What the task requires: Your response should consist of every line below, reproduced without alteration.

Data in this exercise:
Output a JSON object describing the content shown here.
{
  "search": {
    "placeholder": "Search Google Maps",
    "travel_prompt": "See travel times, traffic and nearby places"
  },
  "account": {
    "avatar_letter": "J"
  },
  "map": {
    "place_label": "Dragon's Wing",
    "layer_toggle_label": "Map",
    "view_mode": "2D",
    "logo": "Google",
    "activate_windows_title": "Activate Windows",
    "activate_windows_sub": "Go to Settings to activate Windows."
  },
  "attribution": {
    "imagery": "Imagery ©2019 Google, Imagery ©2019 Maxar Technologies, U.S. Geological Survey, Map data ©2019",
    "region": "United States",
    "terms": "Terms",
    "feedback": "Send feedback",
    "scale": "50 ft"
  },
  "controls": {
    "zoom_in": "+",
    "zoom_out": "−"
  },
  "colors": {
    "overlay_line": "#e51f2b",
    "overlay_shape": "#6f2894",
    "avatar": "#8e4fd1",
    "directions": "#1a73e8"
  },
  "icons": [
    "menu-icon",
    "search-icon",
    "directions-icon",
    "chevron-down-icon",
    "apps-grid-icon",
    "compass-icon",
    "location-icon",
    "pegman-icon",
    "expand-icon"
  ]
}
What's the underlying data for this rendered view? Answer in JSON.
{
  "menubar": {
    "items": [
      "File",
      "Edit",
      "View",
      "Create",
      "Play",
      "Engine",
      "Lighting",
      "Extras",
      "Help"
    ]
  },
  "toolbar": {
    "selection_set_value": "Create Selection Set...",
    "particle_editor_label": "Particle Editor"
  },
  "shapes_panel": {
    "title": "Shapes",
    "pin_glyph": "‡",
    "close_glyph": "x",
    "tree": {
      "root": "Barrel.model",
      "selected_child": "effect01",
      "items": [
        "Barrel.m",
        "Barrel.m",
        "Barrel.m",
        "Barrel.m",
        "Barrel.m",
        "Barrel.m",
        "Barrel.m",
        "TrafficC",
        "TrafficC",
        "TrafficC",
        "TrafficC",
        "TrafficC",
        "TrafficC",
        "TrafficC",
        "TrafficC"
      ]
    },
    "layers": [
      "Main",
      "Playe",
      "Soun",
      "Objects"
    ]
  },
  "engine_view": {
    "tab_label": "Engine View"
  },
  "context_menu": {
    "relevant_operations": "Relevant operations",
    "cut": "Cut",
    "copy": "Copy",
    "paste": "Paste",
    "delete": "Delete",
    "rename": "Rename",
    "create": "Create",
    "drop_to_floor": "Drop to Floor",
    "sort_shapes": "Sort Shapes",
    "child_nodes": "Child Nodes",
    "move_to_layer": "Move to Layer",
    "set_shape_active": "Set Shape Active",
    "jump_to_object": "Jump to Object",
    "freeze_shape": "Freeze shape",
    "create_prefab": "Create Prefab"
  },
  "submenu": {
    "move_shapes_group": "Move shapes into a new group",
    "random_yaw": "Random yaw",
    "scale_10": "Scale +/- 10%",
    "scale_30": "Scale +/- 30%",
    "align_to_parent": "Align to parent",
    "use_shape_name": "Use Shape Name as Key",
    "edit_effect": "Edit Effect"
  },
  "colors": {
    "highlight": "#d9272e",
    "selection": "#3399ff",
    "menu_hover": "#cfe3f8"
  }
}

Solution:
Output a JSON object describing the content shown here.
{
  "search": {
    "placeholder": "Search Google Maps",
    "travel_prompt": "See travel times, traffic and nearby places"
  },
  "account": {
    "avatar_letter": "J"
  },
  "map": {
    "place_label": "Dragon's Wing",
    "layer_toggle_label": "Map",
    "view_mode": "2D",
    "logo": "Google",
    "activate_windows_title": "Activate Windows",
    "activate_windows_sub": "Go to Settings to activate Windows."
  },
  "attribution": {
    "imagery": "Imagery ©2019 Google, Imagery ©2019 Maxar Technologies, U.S. Geological Survey, Map data ©2019",
    "region": "United States",
    "terms": "Terms",
    "feedback": "Send feedback",
    "scale": "50 ft"
  },
  "controls": {
    "zoom_in": "+",
    "zoom_out": "−"
  },
  "colors": {
    "overlay_line": "#e51f2b",
    "overlay_shape": "#6f2894",
    "avatar": "#8e4fd1",
    "directions": "#1a73e8"
  },
  "icons": [
    "menu-icon",
    "search-icon",
    "directions-icon",
    "chevron-down-icon",
    "apps-grid-icon",
    "compass-icon",
    "location-icon",
    "pegman-icon",
    "expand-icon"
  ]
}
What's the underlying data for this rendered view? Answer in JSON.
{
  "menubar": {
    "items": [
      "File",
      "Edit",
      "View",
      "Create",
      "Play",
      "Engine",
      "Lighting",
      "Extras",
      "Help"
    ]
  },
  "toolbar": {
    "selection_set_value": "Create Selection Set...",
    "particle_editor_label": "Particle Editor"
  },
  "shapes_panel": {
    "title": "Shapes",
    "pin_glyph": "‡",
    "close_glyph": "x",
    "tree": {
      "root": "Barrel.model",
      "selected_child": "effect01",
      "items": [
        "Barrel.m",
        "Barrel.m",
        "Barrel.m",
        "Barrel.m",
        "Barrel.m",
        "Barrel.m",
        "Barrel.m",
        "TrafficC",
        "TrafficC",
        "TrafficC",
        "TrafficC",
        "TrafficC",
        "TrafficC",
        "TrafficC",
        "TrafficC"
      ]
    },
    "layers": [
      "Main",
      "Playe",
      "Soun",
      "Objects"
    ]
  },
  "engine_view": {
    "tab_label": "Engine View"
  },
  "context_menu": {
    "relevant_operations": "Relevant operations",
    "cut": "Cut",
    "copy": "Copy",
    "paste": "Paste",
    "delete": "Delete",
    "rename": "Rename",
    "create": "Create",
    "drop_to_floor": "Drop to Floor",
    "sort_shapes": "Sort Shapes",
    "child_nodes": "Child Nodes",
    "move_to_layer": "Move to Layer",
    "set_shape_active": "Set Shape Active",
    "jump_to_object": "Jump to Object",
    "freeze_shape": "Freeze shape",
    "create_prefab": "Create Prefab"
  },
  "submenu": {
    "move_shapes_group": "Move shapes into a new group",
    "random_yaw": "Random yaw",
    "scale_10": "Scale +/- 10%",
    "scale_30": "Scale +/- 30%",
    "align_to_parent": "Align to parent",
    "use_shape_name": "Use Shape Name as Key",
    "edit_effect": "Edit Effect"
  },
  "colors": {
    "highlight": "#d9272e",
    "selection": "#3399ff",
    "menu_hover": "#cfe3f8"
  }
}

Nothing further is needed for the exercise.